The food-at-home industry is likely to see major changes as a new generation emerges. Millennials (born between 1982 and 2001) are entering a part of their lives where they are experiencing steady incomes, leading to an increase in spending. As they begin funding every aspect of their own lives, they are forced to do their own grocery shopping, many for the first time.
Millennials have different values from the similarly-sized Baby Boomer generation (born between 1946 and 1964). When the Baby Boomers were young, there was not as much of a difference between the shopping habits of their demographic and that of their parents’ generation. Now food makers and grocery retailers are faced with the challenge of marketing to two completely different targets: the young Millennials and the aging Baby Boomers.
This shift in demographics will affect where and when people buy groceries, as well as which products they choose. With Millennials, everything is about convenience. Online shopping, smartphone shopping and delivery services can all be more convenient than a trip to the grocery store. While Millennials are willing to try these new shopping experiences, Baby Boomers are less likely to be on board with the latest digital grocery shopping trends.
Millennials are also less loyal to food brands than their older counterparts. They are willing to try something new if it’s to their advantage. The “Trouble on Aisle 5” study by global investment bank Jefferies and global advisory firm AlixPartners showed that Millennials’ income has a dramatic effect on which brands they purchase. They are not committed to buying any specific brand, unless it’s the more valuable choice. However, sometimes Millennials are willing to pay more if the product offers convenience, freshness, health or anything else that they particularly value.
While the Millennials set about changing the market, the Baby Boomers are expected to remain the same. They will stay loyal to their brands and grocery stores and will continue to shop the old-fashioned way. Little adjustment need be made by grocery retailers to keep the smiles on their Baby Boomer customers’ faces. However, as Boomers continue to age, healthier food options become more appealing to them. Fresh and healthy foods are a priority for both Millennials and Baby Boomers.

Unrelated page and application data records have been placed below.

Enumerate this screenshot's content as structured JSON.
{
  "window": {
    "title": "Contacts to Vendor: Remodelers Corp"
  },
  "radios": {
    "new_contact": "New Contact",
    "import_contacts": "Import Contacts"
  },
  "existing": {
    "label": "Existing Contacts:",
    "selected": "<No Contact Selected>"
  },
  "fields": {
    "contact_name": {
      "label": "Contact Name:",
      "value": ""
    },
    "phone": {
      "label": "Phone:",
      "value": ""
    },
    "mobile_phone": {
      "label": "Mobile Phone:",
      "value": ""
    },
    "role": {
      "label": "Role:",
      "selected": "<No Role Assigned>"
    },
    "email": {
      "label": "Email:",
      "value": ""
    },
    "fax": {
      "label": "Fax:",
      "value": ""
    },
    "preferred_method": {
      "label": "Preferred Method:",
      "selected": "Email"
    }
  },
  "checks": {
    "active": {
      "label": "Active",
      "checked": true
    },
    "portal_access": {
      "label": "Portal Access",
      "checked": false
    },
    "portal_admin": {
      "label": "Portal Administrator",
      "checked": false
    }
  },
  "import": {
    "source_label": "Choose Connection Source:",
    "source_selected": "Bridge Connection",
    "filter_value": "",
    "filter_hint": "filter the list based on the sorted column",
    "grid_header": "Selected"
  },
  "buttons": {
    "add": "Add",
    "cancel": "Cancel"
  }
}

That may be the one thing these two very different groups can agree on.
Photo credit: Andrew Hitchcock